*** Listed records ***

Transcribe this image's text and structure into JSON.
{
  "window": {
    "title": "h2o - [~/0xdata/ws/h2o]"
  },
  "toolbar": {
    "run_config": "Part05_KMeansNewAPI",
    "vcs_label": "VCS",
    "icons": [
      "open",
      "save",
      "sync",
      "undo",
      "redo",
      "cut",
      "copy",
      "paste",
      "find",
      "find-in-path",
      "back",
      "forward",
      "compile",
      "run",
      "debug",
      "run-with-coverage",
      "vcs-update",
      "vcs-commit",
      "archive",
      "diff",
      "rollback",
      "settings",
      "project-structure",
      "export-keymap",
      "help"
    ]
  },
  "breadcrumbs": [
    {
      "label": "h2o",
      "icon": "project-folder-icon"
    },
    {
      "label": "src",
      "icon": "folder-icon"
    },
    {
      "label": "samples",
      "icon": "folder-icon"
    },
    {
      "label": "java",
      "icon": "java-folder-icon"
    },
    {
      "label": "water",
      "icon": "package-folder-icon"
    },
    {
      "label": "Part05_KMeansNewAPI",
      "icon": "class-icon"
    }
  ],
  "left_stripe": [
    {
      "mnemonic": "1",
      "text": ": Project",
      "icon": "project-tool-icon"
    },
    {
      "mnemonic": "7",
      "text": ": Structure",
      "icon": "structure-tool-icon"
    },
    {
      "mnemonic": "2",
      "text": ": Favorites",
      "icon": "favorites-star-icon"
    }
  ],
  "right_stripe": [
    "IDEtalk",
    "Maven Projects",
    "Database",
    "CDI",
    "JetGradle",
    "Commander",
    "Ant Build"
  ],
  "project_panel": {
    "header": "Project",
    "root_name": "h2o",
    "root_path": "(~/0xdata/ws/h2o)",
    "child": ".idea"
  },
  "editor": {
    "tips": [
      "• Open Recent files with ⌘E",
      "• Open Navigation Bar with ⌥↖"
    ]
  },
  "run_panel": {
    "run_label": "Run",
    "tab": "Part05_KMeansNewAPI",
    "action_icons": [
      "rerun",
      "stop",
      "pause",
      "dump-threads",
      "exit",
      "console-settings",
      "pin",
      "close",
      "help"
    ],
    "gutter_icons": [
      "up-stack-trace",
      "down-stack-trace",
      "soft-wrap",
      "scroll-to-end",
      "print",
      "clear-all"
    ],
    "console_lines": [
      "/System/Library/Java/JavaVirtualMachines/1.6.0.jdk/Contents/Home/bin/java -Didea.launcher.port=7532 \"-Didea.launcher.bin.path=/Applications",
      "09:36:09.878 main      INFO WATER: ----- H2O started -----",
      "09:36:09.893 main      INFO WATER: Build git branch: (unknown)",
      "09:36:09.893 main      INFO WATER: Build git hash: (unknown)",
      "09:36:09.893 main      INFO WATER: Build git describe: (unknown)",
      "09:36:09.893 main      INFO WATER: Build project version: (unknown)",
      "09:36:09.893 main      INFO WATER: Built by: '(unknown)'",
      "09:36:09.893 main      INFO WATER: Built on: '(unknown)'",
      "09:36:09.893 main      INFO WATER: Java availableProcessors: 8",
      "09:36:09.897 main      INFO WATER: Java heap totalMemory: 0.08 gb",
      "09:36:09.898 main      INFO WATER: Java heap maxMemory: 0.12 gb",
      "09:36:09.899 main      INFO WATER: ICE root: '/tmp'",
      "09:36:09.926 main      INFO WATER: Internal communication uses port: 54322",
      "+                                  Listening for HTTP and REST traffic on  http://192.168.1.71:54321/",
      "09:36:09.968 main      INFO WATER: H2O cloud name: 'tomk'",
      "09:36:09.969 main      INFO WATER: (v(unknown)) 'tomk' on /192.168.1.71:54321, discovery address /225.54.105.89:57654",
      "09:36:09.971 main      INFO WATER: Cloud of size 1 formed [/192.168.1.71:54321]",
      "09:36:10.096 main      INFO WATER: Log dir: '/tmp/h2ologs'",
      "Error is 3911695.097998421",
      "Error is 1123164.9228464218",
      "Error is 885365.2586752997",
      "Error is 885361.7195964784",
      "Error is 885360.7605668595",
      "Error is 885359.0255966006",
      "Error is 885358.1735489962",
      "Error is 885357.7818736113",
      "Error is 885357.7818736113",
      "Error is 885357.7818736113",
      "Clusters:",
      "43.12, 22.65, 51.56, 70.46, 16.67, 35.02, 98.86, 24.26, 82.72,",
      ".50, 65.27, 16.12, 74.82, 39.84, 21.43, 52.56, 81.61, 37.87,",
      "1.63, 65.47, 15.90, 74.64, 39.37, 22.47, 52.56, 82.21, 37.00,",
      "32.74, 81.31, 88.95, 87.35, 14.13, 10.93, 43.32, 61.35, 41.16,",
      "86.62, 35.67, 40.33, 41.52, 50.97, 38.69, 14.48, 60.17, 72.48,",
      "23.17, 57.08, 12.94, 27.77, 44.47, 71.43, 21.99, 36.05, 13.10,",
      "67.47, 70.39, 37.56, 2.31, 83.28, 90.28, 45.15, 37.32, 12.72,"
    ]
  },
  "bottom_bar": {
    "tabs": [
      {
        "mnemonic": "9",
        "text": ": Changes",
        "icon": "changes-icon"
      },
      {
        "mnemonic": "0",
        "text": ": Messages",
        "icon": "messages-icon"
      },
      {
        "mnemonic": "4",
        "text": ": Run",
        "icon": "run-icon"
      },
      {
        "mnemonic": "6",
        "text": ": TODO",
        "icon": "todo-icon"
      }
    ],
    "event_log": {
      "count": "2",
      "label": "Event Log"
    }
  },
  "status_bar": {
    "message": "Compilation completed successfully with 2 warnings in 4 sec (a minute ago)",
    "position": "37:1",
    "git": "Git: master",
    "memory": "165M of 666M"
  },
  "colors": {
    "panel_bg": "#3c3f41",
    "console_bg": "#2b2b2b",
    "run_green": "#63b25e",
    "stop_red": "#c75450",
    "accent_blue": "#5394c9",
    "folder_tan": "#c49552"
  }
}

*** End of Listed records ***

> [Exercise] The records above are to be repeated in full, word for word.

> [Problem solution]
Transcribe this image's text and structure into JSON.
{
  "window": {
    "title": "h2o - [~/0xdata/ws/h2o]"
  },
  "toolbar": {
    "run_config": "Part05_KMeansNewAPI",
    "vcs_label": "VCS",
    "icons": [
      "open",
      "save",
      "sync",
      "undo",
      "redo",
      "cut",
      "copy",
      "paste",
      "find",
      "find-in-path",
      "back",
      "forward",
      "compile",
      "run",
      "debug",
      "run-with-coverage",
      "vcs-update",
      "vcs-commit",
      "archive",
      "diff",
      "rollback",
      "settings",
      "project-structure",
      "export-keymap",
      "help"
    ]
  },
  "breadcrumbs": [
    {
      "label": "h2o",
      "icon": "project-folder-icon"
    },
    {
      "label": "src",
      "icon": "folder-icon"
    },
    {
      "label": "samples",
      "icon": "folder-icon"
    },
    {
      "label": "java",
      "icon": "java-folder-icon"
    },
    {
      "label": "water",
      "icon": "package-folder-icon"
    },
    {
      "label": "Part05_KMeansNewAPI",
      "icon": "class-icon"
    }
  ],
  "left_stripe": [
    {
      "mnemonic": "1",
      "text": ": Project",
      "icon": "project-tool-icon"
    },
    {
      "mnemonic": "7",
      "text": ": Structure",
      "icon": "structure-tool-icon"
    },
    {
      "mnemonic": "2",
      "text": ": Favorites",
      "icon": "favorites-star-icon"
    }
  ],
  "right_stripe": [
    "IDEtalk",
    "Maven Projects",
    "Database",
    "CDI",
    "JetGradle",
    "Commander",
    "Ant Build"
  ],
  "project_panel": {
    "header": "Project",
    "root_name": "h2o",
    "root_path": "(~/0xdata/ws/h2o)",
    "child": ".idea"
  },
  "editor": {
    "tips": [
      "• Open Recent files with ⌘E",
      "• Open Navigation Bar with ⌥↖"
    ]
  },
  "run_panel": {
    "run_label": "Run",
    "tab": "Part05_KMeansNewAPI",
    "action_icons": [
      "rerun",
      "stop",
      "pause",
      "dump-threads",
      "exit",
      "console-settings",
      "pin",
      "close",
      "help"
    ],
    "gutter_icons": [
      "up-stack-trace",
      "down-stack-trace",
      "soft-wrap",
      "scroll-to-end",
      "print",
      "clear-all"
    ],
    "console_lines": [
      "/System/Library/Java/JavaVirtualMachines/1.6.0.jdk/Contents/Home/bin/java -Didea.launcher.port=7532 \"-Didea.launcher.bin.path=/Applications",
      "09:36:09.878 main      INFO WATER: ----- H2O started -----",
      "09:36:09.893 main      INFO WATER: Build git branch: (unknown)",
      "09:36:09.893 main      INFO WATER: Build git hash: (unknown)",
      "09:36:09.893 main      INFO WATER: Build git describe: (unknown)",
      "09:36:09.893 main      INFO WATER: Build project version: (unknown)",
      "09:36:09.893 main      INFO WATER: Built by: '(unknown)'",
      "09:36:09.893 main      INFO WATER: Built on: '(unknown)'",
      "09:36:09.893 main      INFO WATER: Java availableProcessors: 8",
      "09:36:09.897 main      INFO WATER: Java heap totalMemory: 0.08 gb",
      "09:36:09.898 main      INFO WATER: Java heap maxMemory: 0.12 gb",
      "09:36:09.899 main      INFO WATER: ICE root: '/tmp'",
      "09:36:09.926 main      INFO WATER: Internal communication uses port: 54322",
      "+                                  Listening for HTTP and REST traffic on  http://192.168.1.71:54321/",
      "09:36:09.968 main      INFO WATER: H2O cloud name: 'tomk'",
      "09:36:09.969 main      INFO WATER: (v(unknown)) 'tomk' on /192.168.1.71:54321, discovery address /225.54.105.89:57654",
      "09:36:09.971 main      INFO WATER: Cloud of size 1 formed [/192.168.1.71:54321]",
      "09:36:10.096 main      INFO WATER: Log dir: '/tmp/h2ologs'",
      "Error is 3911695.097998421",
      "Error is 1123164.9228464218",
      "Error is 885365.2586752997",
      "Error is 885361.7195964784",
      "Error is 885360.7605668595",
      "Error is 885359.0255966006",
      "Error is 885358.1735489962",
      "Error is 885357.7818736113",
      "Error is 885357.7818736113",
      "Error is 885357.7818736113",
      "Clusters:",
      "43.12, 22.65, 51.56, 70.46, 16.67, 35.02, 98.86, 24.26, 82.72,",
      ".50, 65.27, 16.12, 74.82, 39.84, 21.43, 52.56, 81.61, 37.87,",
      "1.63, 65.47, 15.90, 74.64, 39.37, 22.47, 52.56, 82.21, 37.00,",
      "32.74, 81.31, 88.95, 87.35, 14.13, 10.93, 43.32, 61.35, 41.16,",
      "86.62, 35.67, 40.33, 41.52, 50.97, 38.69, 14.48, 60.17, 72.48,",
      "23.17, 57.08, 12.94, 27.77, 44.47, 71.43, 21.99, 36.05, 13.10,",
      "67.47, 70.39, 37.56, 2.31, 83.28, 90.28, 45.15, 37.32, 12.72,"
    ]
  },
  "bottom_bar": {
    "tabs": [
      {
        "mnemonic": "9",
        "text": ": Changes",
        "icon": "changes-icon"
      },
      {
        "mnemonic": "0",
        "text": ": Messages",
        "icon": "messages-icon"
      },
      {
        "mnemonic": "4",
        "text": ": Run",
        "icon": "run-icon"
      },
      {
        "mnemonic": "6",
        "text": ": TODO",
        "icon": "todo-icon"
      }
    ],
    "event_log": {
      "count": "2",
      "label": "Event Log"
    }
  },
  "status_bar": {
    "message": "Compilation completed successfully with 2 warnings in 4 sec (a minute ago)",
    "position": "37:1",
    "git": "Git: master",
    "memory": "165M of 666M"
  },
  "colors": {
    "panel_bg": "#3c3f41",
    "console_bg": "#2b2b2b",
    "run_green": "#63b25e",
    "stop_red": "#c75450",
    "accent_blue": "#5394c9",
    "folder_tan": "#c49552"
  }
}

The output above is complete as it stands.